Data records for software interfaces
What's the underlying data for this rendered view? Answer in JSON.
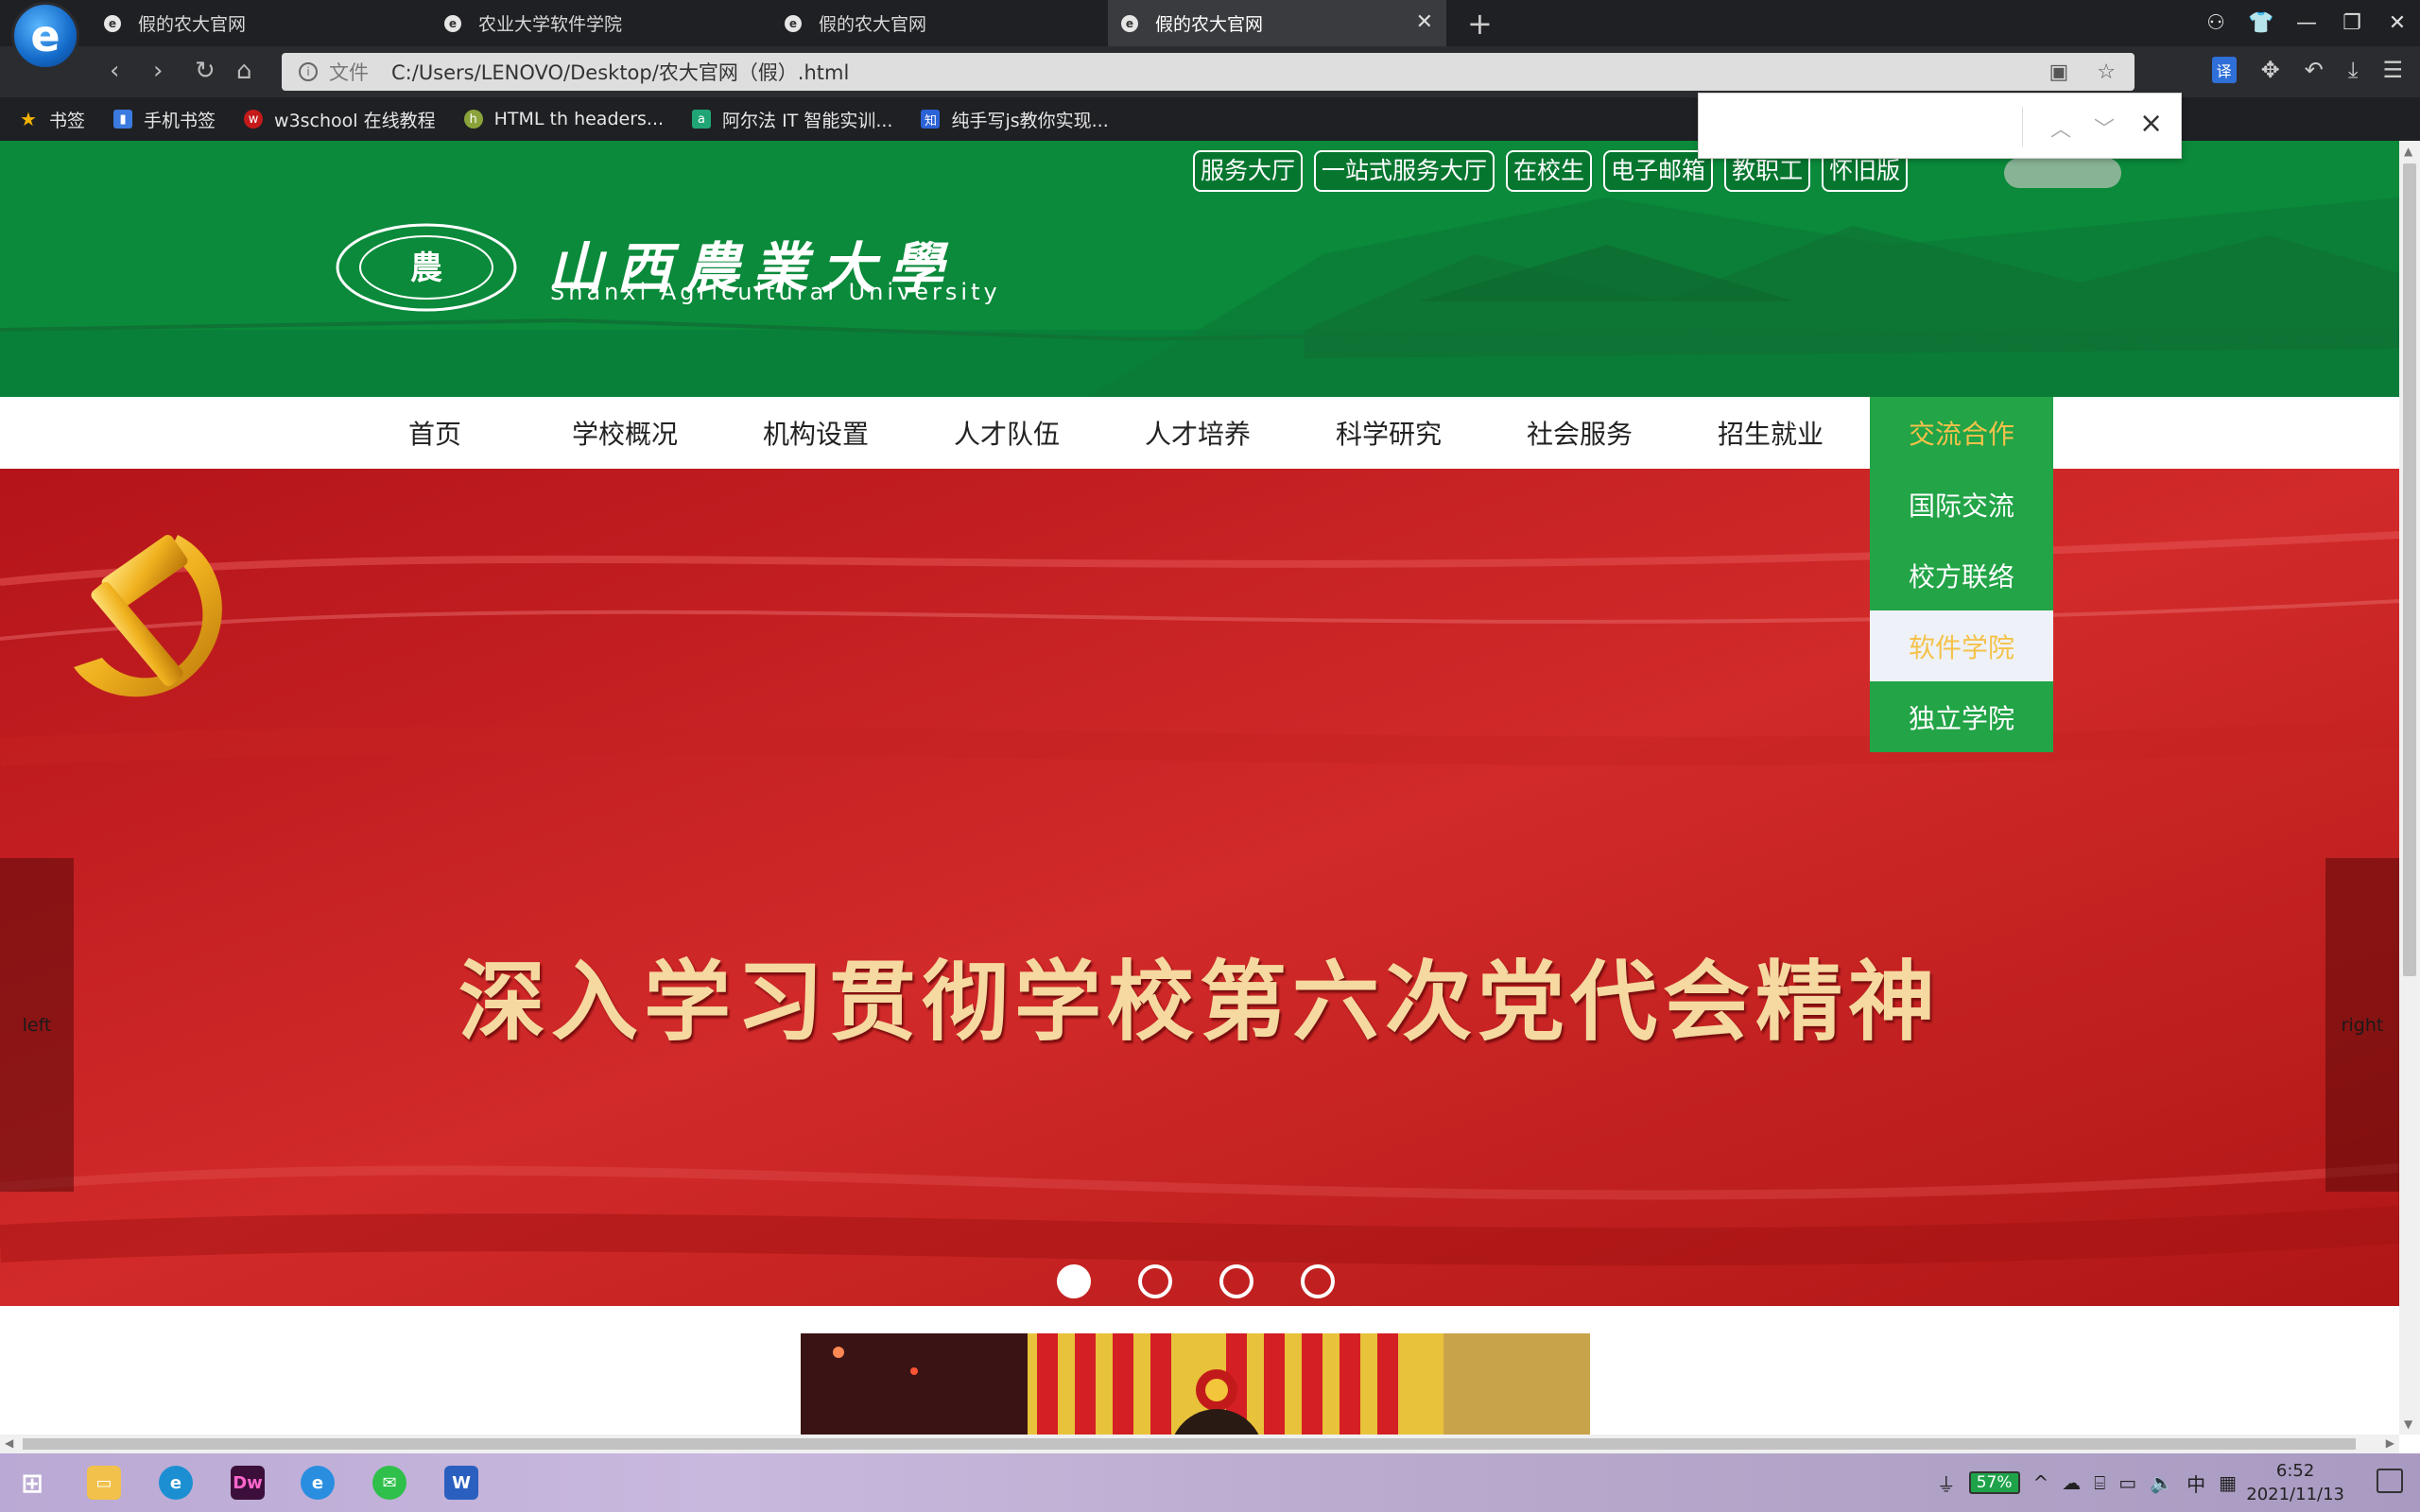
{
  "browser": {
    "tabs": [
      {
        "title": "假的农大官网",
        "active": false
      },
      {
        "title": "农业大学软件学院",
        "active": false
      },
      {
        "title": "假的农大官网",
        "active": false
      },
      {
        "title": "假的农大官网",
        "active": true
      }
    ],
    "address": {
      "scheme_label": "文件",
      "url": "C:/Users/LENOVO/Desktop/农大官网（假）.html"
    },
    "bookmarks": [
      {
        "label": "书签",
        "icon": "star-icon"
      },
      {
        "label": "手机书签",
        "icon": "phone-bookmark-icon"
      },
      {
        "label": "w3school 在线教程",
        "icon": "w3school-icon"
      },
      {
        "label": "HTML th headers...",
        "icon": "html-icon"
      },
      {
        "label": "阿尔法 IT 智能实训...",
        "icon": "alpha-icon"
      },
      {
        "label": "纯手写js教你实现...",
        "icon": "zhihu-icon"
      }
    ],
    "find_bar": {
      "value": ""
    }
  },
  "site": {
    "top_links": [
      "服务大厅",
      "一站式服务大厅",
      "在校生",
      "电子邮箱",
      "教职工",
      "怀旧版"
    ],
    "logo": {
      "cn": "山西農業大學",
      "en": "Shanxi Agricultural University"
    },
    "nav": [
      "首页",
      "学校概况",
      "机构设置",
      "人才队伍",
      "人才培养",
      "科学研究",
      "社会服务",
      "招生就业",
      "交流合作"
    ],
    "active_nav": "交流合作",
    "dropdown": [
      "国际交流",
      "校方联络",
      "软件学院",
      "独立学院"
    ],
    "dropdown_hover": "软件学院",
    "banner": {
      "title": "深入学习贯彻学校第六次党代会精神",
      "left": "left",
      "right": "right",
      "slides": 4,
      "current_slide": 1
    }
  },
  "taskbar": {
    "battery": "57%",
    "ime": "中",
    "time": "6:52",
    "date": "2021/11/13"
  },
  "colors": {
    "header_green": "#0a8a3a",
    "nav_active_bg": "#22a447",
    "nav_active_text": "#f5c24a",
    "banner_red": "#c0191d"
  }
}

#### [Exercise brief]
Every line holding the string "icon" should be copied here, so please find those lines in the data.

#### [Completed task]
        "icon": "star-icon"
        "icon": "phone-bookmark-icon"
        "icon": "w3school-icon"
        "icon": "html-icon"
        "icon": "alpha-icon"
        "icon": "zhihu-icon"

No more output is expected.